This robust solution can be applied in vertical joints, tops of decks (assuming it will be buried) and overhead.
Structural Renovations have recently completed waterproofing works at the Port of Tilbury on the site of the Tilbury Green Power Project.
Powered by waste wood material, such as that from construction sites, the facility is expected to generate 300 Gwh of green electricity per year – enough to power more than 80,000 homes.
Structural Renovations were employed to apply Flexcrete waterproof materials within the storage pit of the wood chip storage building.

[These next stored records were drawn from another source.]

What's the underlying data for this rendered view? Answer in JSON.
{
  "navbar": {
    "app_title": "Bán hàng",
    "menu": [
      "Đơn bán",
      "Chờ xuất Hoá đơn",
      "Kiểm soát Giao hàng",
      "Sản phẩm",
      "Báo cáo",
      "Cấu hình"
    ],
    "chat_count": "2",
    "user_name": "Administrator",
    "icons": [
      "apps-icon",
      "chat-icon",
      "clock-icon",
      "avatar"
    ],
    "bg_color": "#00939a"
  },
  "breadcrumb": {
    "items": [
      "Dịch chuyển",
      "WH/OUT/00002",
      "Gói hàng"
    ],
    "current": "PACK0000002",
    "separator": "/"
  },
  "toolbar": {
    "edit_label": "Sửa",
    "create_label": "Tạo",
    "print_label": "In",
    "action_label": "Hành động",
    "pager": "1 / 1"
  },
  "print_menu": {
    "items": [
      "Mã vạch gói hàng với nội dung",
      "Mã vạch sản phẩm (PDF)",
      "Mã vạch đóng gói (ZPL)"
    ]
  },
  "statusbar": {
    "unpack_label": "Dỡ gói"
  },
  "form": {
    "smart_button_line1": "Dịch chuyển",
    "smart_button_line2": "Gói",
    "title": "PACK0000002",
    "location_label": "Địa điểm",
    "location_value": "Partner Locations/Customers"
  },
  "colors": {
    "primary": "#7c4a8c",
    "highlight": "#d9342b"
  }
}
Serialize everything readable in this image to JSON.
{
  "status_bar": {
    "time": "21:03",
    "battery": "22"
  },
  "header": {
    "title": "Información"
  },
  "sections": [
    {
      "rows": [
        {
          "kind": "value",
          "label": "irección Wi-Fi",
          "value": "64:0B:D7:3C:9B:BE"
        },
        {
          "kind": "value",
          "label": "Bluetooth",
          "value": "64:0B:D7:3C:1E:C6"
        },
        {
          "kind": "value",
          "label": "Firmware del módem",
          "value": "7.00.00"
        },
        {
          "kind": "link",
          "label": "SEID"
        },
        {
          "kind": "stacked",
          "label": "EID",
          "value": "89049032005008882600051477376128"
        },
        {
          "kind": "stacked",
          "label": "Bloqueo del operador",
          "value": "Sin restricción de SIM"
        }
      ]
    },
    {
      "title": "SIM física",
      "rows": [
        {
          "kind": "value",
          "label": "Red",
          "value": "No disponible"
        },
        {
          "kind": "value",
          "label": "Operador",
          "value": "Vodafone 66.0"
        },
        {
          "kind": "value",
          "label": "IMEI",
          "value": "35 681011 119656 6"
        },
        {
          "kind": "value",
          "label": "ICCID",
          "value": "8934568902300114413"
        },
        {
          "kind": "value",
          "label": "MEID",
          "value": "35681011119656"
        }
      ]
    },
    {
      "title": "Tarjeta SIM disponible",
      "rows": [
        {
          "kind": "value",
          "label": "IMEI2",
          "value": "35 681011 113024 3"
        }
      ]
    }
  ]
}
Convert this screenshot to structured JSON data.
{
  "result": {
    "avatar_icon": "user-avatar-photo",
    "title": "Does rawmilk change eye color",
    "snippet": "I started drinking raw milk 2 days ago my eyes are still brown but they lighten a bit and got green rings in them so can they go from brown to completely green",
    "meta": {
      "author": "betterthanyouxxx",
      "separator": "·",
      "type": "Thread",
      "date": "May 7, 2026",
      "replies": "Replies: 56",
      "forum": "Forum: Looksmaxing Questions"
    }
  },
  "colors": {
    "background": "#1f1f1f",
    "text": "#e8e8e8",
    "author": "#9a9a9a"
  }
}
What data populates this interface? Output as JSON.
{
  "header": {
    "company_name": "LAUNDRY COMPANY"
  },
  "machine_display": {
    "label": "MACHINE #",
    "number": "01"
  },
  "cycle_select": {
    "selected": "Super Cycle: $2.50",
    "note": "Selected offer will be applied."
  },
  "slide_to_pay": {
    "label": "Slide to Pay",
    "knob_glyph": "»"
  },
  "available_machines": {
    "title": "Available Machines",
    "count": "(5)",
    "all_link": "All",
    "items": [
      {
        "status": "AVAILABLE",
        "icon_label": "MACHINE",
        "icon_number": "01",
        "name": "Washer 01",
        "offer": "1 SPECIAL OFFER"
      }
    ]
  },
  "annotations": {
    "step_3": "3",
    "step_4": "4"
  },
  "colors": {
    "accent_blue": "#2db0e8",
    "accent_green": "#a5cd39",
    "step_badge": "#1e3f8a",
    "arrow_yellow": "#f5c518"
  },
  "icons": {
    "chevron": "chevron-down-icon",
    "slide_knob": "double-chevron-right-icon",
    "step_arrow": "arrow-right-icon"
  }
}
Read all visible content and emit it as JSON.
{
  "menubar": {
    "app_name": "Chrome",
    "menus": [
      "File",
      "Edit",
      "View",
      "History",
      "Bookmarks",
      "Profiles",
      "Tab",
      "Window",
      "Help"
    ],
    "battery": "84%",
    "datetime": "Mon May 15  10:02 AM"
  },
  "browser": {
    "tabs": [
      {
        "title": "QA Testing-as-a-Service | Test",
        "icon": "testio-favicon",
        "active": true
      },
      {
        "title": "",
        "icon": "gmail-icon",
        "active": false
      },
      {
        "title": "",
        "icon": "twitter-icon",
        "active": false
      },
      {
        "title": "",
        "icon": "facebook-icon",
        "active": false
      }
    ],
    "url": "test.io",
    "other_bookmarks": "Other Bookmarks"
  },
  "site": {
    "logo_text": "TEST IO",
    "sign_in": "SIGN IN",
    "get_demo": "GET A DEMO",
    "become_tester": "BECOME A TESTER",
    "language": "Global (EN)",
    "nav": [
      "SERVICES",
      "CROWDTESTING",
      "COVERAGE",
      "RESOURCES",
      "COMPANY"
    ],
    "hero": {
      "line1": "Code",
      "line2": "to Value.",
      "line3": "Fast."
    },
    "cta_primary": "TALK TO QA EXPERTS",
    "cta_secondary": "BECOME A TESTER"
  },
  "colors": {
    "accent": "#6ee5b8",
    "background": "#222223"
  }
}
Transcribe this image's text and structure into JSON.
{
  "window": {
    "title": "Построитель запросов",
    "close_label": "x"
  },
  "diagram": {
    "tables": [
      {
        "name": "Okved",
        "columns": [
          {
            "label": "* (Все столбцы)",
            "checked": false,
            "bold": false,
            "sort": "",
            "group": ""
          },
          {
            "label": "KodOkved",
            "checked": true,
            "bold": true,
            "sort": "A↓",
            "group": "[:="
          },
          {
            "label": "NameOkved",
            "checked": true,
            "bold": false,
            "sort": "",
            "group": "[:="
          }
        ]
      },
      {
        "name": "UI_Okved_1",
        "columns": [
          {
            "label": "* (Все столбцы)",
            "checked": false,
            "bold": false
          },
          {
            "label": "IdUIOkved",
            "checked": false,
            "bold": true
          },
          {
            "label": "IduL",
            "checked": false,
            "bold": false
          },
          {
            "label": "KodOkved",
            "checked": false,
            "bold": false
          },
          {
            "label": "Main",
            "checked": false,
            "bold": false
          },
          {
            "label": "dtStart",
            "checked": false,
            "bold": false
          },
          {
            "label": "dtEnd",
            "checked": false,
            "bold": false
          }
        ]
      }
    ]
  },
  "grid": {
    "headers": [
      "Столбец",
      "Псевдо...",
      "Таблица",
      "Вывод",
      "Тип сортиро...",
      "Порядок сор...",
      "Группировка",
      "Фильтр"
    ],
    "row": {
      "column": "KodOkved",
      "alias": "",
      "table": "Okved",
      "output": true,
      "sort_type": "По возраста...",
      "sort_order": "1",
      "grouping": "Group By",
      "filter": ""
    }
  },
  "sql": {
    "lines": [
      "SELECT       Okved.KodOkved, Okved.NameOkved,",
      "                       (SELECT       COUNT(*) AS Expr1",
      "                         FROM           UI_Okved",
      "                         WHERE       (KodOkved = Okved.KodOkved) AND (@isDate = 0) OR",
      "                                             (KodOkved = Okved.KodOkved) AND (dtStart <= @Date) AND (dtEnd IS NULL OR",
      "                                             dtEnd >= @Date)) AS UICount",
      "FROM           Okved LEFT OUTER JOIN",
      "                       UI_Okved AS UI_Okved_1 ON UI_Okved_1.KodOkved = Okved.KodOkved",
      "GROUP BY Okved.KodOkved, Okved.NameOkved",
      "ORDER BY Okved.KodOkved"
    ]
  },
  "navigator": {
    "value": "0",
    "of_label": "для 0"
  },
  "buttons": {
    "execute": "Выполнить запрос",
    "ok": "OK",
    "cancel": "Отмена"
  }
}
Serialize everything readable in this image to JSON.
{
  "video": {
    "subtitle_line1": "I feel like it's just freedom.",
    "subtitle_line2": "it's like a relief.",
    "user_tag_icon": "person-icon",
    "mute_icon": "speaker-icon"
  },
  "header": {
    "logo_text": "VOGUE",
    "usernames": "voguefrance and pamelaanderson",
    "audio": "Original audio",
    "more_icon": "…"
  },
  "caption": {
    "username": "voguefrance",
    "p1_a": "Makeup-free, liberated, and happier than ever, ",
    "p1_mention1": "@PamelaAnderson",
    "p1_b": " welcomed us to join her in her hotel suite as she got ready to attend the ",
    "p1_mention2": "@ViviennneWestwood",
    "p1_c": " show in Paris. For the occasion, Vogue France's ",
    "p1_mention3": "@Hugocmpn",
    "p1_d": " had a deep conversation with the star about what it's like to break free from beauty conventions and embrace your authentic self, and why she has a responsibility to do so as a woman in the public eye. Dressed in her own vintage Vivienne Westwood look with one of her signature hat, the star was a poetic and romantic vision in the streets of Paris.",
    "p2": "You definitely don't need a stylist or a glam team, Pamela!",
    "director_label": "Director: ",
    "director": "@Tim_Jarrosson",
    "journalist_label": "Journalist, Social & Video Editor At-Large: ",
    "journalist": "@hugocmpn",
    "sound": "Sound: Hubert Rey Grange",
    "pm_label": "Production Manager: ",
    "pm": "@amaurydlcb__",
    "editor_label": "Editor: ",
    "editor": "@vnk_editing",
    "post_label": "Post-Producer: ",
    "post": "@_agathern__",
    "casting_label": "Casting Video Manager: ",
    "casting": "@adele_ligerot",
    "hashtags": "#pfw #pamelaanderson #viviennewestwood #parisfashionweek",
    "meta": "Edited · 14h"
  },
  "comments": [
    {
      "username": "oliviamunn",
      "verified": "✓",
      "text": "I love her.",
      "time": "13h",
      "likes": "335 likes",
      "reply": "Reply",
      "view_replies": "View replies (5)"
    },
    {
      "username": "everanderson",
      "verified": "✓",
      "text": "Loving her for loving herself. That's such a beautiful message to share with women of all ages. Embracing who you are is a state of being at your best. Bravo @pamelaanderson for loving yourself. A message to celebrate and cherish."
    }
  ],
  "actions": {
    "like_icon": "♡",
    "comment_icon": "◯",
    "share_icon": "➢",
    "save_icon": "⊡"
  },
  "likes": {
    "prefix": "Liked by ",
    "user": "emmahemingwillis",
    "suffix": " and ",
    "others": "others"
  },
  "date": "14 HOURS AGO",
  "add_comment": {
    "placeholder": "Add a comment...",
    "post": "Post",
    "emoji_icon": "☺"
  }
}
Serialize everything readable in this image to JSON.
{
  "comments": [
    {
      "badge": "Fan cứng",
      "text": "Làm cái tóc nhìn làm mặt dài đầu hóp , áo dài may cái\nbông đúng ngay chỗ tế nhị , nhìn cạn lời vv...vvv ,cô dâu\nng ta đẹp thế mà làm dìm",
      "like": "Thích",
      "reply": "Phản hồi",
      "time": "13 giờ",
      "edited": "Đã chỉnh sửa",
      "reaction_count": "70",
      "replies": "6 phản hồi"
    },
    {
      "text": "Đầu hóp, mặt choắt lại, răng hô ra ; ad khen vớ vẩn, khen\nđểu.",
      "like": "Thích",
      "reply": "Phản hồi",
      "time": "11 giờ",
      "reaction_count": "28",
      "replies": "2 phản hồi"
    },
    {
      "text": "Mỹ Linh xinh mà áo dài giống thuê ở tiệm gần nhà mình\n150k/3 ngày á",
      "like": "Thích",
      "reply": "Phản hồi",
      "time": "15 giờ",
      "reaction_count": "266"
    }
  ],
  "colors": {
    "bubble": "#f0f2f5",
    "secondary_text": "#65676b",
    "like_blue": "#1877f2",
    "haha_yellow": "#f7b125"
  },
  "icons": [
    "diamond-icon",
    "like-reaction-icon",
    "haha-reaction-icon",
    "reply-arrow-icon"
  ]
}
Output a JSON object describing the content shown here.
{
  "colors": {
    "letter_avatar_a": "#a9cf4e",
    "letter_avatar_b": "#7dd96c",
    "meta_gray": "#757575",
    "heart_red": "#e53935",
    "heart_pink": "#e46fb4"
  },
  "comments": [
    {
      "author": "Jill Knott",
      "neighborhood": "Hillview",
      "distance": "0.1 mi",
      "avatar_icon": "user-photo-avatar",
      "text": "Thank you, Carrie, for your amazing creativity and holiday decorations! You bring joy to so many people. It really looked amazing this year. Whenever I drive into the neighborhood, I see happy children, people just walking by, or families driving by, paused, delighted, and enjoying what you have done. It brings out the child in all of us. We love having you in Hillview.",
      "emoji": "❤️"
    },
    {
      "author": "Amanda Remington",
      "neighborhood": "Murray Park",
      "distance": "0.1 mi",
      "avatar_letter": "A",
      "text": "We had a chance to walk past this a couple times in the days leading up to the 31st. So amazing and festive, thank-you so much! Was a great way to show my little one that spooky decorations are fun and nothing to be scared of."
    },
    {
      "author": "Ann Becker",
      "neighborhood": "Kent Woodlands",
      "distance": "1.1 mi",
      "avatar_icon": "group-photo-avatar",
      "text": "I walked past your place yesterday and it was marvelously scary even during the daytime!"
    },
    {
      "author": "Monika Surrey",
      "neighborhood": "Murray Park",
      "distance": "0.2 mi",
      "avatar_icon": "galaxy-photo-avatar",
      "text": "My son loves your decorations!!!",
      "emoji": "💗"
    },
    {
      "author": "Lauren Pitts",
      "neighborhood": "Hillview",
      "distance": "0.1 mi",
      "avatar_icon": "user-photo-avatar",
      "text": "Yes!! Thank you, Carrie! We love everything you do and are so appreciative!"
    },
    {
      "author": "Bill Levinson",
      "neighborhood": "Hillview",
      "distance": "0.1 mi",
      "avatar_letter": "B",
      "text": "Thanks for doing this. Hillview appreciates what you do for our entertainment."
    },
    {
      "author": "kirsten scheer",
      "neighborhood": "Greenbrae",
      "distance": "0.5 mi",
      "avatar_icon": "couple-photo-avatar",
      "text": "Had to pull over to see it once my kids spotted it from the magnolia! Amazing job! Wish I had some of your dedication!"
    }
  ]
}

Flexcrete Cemtitious Coating 851 has been applied to the junction of the concrete slab and walls to prevent future water ingress to ensure the stored materials remain dry.
Following the successful completion of Phase 1, Structural Renovations Ltd have recently commenced work on the remaining 5 phases of external repair, decoration & window replacement to the grade II-listed Edwardian Beaux Arts Building in north London.
Originally built in 1909, the former Royal Mail administration building was transformed into an award-winning development of 180 luxury loft apartments and duplex penthouses.
The works require scaffolding to the whole building to provide access to carry out both concrete & brickwork repairs, protective coatings, window replacement and painting & decorating.
Further painting & decorating is being carried out to the penthouse buildings as well as application of liquid applied membranes to their roofs.
The works are planned to be completed during the summer of 2017.